Assignment: Each line from the material with the word "accept" in it must be copied.

========================================================================

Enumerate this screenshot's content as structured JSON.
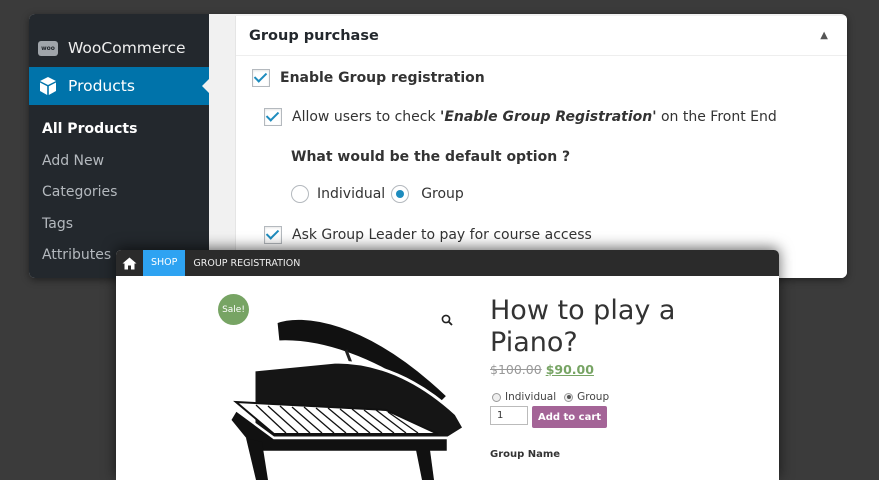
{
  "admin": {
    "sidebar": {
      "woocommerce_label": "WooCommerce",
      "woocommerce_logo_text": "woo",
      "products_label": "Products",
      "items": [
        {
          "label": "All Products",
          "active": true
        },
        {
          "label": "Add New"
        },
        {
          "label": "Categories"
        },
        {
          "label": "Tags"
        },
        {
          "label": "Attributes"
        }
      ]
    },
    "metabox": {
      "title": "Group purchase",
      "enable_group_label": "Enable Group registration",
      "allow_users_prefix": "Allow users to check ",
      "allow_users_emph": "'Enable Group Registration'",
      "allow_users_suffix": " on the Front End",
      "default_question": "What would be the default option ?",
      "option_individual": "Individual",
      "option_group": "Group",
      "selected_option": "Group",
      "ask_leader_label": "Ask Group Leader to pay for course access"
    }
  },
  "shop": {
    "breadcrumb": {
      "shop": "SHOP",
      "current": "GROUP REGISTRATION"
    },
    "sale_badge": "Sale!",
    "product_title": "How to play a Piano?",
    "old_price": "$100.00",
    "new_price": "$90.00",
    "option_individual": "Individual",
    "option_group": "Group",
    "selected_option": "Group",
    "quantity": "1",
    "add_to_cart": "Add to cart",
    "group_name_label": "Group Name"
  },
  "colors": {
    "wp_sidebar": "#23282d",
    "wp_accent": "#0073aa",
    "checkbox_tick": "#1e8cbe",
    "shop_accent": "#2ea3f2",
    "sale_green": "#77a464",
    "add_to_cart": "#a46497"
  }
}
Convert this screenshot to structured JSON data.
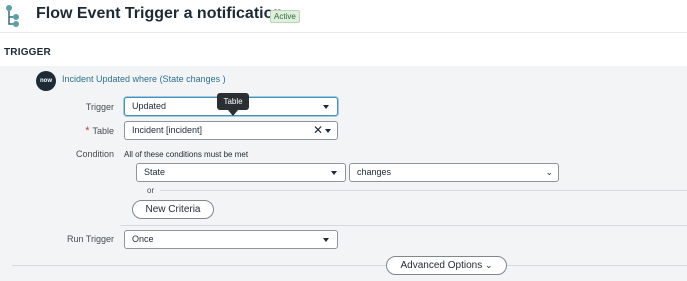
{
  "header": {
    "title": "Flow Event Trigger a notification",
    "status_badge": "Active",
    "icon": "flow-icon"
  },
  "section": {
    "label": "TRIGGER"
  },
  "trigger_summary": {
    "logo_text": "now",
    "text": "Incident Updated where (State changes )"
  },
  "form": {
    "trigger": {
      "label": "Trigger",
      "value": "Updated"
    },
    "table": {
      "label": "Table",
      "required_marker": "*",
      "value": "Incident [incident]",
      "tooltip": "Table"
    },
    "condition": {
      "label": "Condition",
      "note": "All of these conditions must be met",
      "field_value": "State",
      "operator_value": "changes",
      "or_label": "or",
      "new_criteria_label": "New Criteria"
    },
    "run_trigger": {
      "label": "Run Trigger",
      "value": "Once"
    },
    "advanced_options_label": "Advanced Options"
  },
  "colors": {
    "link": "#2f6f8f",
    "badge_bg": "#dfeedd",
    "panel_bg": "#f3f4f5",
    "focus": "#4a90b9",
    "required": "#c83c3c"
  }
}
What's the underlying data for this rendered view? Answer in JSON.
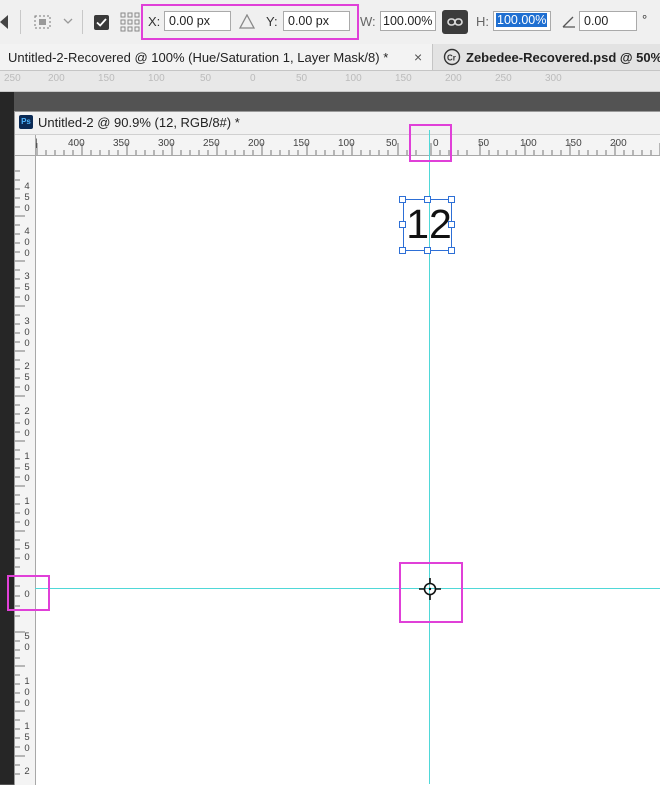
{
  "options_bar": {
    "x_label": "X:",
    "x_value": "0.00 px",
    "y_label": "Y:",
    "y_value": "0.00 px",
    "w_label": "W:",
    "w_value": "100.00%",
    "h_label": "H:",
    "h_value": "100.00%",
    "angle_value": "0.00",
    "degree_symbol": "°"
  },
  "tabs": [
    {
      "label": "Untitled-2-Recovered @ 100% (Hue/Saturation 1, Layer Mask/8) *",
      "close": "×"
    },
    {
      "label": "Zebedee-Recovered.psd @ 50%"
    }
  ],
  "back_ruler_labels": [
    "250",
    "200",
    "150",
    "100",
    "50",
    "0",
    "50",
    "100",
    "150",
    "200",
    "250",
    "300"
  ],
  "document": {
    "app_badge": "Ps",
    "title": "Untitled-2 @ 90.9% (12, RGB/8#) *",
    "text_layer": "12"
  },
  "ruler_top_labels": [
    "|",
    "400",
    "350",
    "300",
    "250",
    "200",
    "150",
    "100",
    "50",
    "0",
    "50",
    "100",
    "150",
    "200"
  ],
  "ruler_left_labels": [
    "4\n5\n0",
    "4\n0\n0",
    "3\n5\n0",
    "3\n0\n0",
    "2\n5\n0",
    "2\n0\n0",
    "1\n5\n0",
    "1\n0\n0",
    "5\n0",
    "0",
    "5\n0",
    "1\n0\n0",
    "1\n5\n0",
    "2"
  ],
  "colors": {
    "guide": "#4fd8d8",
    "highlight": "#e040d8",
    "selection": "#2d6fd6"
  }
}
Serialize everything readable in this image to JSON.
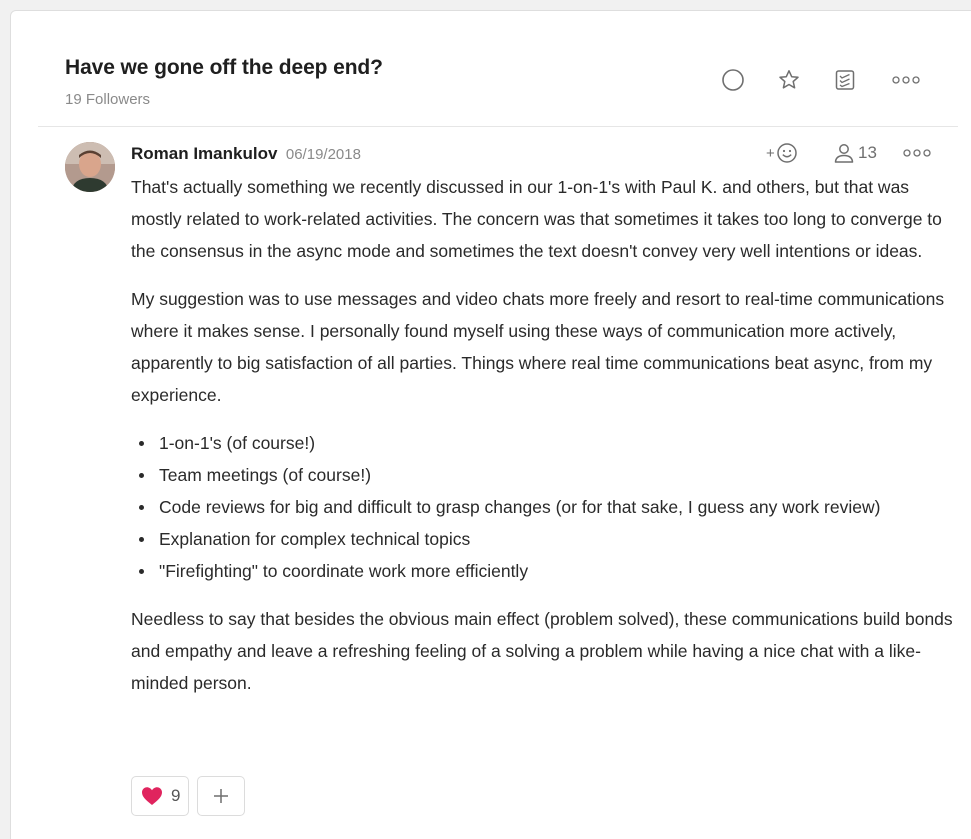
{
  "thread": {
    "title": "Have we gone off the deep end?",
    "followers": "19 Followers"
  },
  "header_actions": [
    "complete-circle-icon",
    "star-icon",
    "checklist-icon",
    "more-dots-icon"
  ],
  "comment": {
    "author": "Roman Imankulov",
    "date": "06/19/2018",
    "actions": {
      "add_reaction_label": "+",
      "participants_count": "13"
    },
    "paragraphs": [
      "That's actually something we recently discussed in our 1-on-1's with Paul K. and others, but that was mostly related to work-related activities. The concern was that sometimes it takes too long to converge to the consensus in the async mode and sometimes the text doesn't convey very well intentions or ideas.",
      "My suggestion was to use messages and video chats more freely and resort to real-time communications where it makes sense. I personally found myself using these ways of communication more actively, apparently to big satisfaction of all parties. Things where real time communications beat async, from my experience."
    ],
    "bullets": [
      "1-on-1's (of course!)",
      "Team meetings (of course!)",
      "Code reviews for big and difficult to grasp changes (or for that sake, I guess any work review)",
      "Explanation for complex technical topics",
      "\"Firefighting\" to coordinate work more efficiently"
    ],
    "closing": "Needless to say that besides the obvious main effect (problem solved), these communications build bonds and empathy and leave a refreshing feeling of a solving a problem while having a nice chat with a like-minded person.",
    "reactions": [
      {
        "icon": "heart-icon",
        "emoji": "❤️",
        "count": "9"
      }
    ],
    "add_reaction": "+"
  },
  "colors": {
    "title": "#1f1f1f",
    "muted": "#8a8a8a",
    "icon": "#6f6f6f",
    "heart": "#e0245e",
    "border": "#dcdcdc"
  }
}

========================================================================

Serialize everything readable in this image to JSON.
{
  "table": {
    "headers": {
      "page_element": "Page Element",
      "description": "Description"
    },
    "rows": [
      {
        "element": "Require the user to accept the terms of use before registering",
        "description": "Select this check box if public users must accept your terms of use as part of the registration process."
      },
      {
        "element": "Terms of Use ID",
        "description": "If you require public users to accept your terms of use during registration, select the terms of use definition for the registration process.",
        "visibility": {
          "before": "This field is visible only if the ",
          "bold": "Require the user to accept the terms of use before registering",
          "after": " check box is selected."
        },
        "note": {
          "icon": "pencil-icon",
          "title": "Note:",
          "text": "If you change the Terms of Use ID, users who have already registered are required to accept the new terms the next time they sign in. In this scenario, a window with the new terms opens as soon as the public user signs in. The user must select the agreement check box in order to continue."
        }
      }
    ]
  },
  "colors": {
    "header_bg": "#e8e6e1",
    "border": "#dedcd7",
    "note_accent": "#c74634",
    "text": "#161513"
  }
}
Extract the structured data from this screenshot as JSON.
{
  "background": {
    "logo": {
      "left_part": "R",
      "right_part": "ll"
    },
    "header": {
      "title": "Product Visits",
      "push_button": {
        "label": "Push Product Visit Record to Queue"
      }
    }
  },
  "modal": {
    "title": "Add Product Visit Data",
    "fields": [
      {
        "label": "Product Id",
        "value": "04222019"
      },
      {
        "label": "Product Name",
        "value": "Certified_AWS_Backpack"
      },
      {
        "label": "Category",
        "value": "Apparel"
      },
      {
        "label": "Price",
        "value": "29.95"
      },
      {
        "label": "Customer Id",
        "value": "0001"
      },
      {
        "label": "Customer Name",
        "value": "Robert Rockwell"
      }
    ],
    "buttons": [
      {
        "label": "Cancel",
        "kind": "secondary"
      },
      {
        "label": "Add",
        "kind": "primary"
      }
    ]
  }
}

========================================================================

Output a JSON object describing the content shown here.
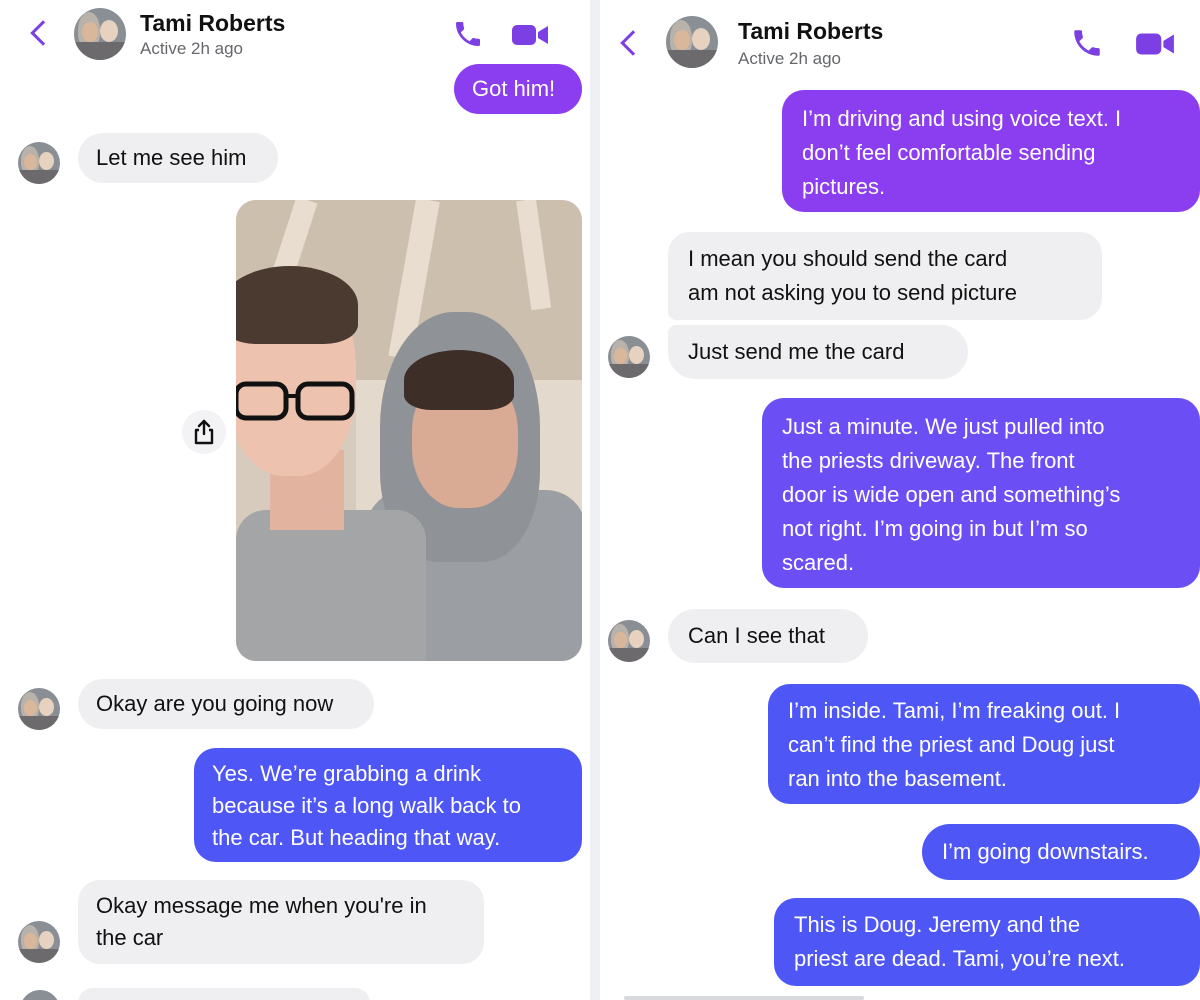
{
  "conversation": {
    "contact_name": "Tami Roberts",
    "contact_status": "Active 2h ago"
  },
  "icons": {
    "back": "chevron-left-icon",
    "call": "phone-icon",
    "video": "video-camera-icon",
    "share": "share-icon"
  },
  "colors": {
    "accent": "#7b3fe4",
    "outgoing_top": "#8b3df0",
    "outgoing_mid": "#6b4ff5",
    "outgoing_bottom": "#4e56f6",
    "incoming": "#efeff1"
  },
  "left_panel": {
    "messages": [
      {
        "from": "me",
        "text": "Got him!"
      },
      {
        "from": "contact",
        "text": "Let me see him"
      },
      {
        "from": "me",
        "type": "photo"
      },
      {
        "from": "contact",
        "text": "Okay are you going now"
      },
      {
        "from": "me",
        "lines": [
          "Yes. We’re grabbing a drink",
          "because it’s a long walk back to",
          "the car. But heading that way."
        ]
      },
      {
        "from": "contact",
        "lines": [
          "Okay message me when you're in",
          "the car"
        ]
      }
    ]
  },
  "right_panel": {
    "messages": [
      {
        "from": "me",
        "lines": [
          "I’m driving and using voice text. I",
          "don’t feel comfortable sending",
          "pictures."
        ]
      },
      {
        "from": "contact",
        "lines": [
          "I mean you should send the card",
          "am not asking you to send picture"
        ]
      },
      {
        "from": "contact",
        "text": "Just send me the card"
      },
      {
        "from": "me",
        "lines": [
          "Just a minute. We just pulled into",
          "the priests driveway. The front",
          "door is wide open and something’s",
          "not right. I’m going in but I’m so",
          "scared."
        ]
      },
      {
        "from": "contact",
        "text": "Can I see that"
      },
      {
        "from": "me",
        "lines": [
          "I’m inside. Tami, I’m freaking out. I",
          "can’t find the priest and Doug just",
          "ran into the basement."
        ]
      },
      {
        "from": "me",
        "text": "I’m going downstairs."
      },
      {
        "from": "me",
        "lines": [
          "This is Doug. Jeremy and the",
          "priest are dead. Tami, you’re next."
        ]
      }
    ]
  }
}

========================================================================

Your solution:
        "element": "Require the user to accept the terms of use before registering",
        "description": "Select this check box if public users must accept your terms of use as part of the registration process."
        "description": "If you require public users to accept your terms of use during registration, select the terms of use definition for the registration process.",
          "bold": "Require the user to accept the terms of use before registering",
          "text": "If you change the Terms of Use ID, users who have already registered are required to accept the new terms the next time they sign in. In this scenario, a window with the new terms opens as soon as the public user signs in. The user must select the agreement check box in order to continue."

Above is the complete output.